Like all things insurance related, there can be penalties (both in terms of time and money) for non-compliance. The Medicare Part D program was designed to encourage enrollment and participation. If you do not enroll when you are supposed to, Medicare will enforce a premium penalty when you do.
The penalty is equal to 1% of the base plan premium for each month of non-compliance. If you enroll 12 months late, then your premiums will be 12% higher from the established base premium by Medicare – not the plan you choose. The Medicare Part D base premium cost for 2020 is $32.74 – it was $32.50 for 2019. Once assessed, the late enrollment penalty is for life. It does not go away.
And if you are enrolling late, then you can only enroll during AEP each year. This time period runs from October 15th through December 7th – with the coverage taking effect the first day of January the next year. Unless you have a Special Election Period, you will have to wait until AEP to enroll. This delay will also increase the penalty.
Special Election Periods are for those who are on Medicaid and other government assistance as well as those who might be moving in or out of a nursing home or plan service area. Otherwise, they are not offered for many other reasons.
It is important to note that some seniors already have creditable drug coverage and do not have to purchase a Part D plan in order to avoid penalties. Most military veterans have access to creditable coverage through the VA, certain union plans will offer creditable coverage, and those who are still working and covered under their large group employer plan usually have creditable prescription plans.
If you are not sure about when or if you need to enroll then talk with an agent, your HR director and/or a Medicare agent to make sure that you are following the guidelines that apply to you individually.
If enrollment issues, penalties and plan selection weren’t enough to worry about, high income earners must also be aware of IRMAA. This acronym stands for Income Related Medicare Adjustment Amount. It’s a fancy way of saying that Part D premiums are means adjusted.
To see where you and/or your spouse may fall, please see that chart below:
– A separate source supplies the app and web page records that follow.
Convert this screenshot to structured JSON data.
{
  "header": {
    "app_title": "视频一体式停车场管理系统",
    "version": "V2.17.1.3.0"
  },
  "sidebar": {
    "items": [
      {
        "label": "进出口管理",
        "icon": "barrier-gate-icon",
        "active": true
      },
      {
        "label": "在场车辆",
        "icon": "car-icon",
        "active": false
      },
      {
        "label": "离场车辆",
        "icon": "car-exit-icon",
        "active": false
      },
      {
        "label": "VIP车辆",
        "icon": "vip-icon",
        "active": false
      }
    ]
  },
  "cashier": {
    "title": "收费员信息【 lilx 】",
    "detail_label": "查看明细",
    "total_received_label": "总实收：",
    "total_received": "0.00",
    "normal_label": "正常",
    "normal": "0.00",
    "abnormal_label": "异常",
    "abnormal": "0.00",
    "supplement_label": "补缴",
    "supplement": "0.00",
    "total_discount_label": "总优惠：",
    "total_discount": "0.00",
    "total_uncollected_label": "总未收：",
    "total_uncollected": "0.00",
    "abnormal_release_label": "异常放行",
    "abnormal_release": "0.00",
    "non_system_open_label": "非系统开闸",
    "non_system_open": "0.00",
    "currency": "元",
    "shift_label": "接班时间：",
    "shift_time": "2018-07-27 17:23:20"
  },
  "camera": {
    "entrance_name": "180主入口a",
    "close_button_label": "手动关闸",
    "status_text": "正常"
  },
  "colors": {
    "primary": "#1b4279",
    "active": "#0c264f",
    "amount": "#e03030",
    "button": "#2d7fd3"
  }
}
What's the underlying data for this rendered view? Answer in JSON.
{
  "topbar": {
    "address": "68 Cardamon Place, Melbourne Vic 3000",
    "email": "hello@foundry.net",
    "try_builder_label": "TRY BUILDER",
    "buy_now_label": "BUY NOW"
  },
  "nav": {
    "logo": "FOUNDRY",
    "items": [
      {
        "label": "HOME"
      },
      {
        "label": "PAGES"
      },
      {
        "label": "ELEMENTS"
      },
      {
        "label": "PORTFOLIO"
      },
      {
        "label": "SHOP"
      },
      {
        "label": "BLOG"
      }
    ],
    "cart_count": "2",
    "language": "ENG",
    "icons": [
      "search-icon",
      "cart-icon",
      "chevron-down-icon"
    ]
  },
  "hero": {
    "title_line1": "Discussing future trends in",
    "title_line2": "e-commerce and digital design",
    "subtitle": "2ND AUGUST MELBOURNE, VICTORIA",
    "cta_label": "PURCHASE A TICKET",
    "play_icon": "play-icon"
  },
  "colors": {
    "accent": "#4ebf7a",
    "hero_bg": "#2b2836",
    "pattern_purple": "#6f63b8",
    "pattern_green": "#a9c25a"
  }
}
2020 Part D Income Related Medicare Adjustment Table
|Individual Filers||Joint Filers||Married - File Separately||Additional Monthly Amount Owed|
|AGI Less Than Or Equal To $87,000||AGI Less Than Or Equal To $174,000||AGI Less Than Or Equal To $174,000||$0.00|
|AGI Greater Than $87,000 And Less Than Or Equal To $107,000||AGI Greater Than $174,000 And Less Than or Equal To $218,000||N/A||$12.20|
|AGI Greater Than $109,000 And Less Than Or Equal To $136,000||AGI Greater Than $218,000 And Less Than or Equal To $272,000||N/A||$31.50|
|AGI Greater Than $136,000 And Less Than Or Equal To $163,000||AGI Greater Than $272,000 And Less Than or Equal To $326,000||N/A||$50.70|
|AGI Greater Than $163,000 And Less Than Or Equal To $500,000||AGI Greater Than $326,000 And Less Than or Equal To $750,000||AGI Greater Than $87,000 And Less Than or Equal To $413,000||$70.00|
|AGI Greater Than $500,000||AGI Greater Than $750,000||AGI Greater Than $413,000||$76.40|
Simply stated, individuals with adjusted gross income exceeding $87,000 and joint filers exceeding $174,000 will pay more for their Part D premiums regardless of the plan selected. The good news is that the income adjustment is decreasing in 2020. And CMS added a new bracket while increasing income thresholds. (IRMAA fees also apply to Medicare Part B premiums as well.)
We are an independent insurance agency representing all of our many carriers direct to consumer. We specialize in Supplements, Advantage Plans, and Part D coverage.
We are a one-stop shop for your Medicare insurance needs in 2020. Contact us today to discuss your options.